“Electronic records are more consistent, you need to do the security and governance to ensure it is the right patient’s records. Moving all of that to the electronic you start to see new possibilities,” says Mr White.

“They can get to the ward, sign in [to the new database system] and by the patient’s bed have all the records that are available – from the last scans to blood results. They can have that information very quickly and diagnosis can be provided more quickly.”

The ability to carry your own medical records will provide easier access to treatment all around the world. It will allow patients to bypass each country’s jurisdiction on transfer and sharing of data and provide quicker and more accurate access to health care.

But it is not just in the diagnosis stage or health records that technology can have a transformative impact, the billing and aftercare service can also benefit from a digital boost to enable a speedier process and better communication between patient and doctor.

“Health care is an industry where technology has incredible potential to transform delivery of service,” says Mr Swainson.

“The challenge now is to provide more integrated experience from the admissions and billing process – all of the clinical and post clinical stuff.”

Like any business, hospitals are under pressure to advance and incorporate technology in a functional and convenient manner for all if they are to survive in an increasingly globalised world.

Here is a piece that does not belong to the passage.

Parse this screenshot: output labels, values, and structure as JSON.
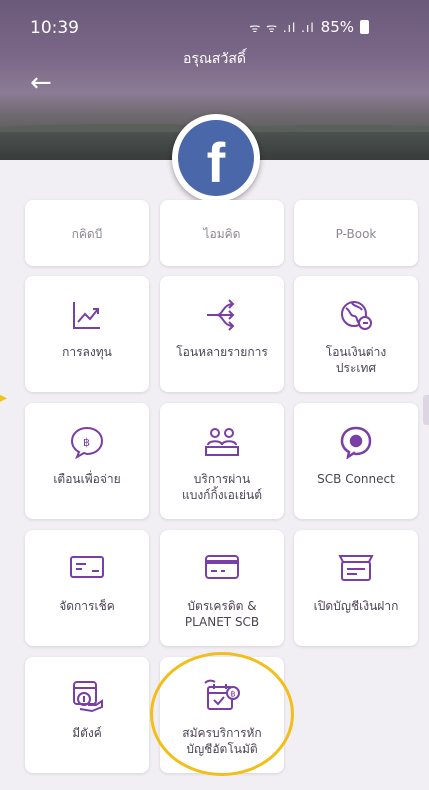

“Hospitals were built to last,” says Mr White. “The new mantra is going to be built for change. The services it provides is based on customer expectations and they are changing all the time. Today, technology is at the heart of everything and it is changing everything.”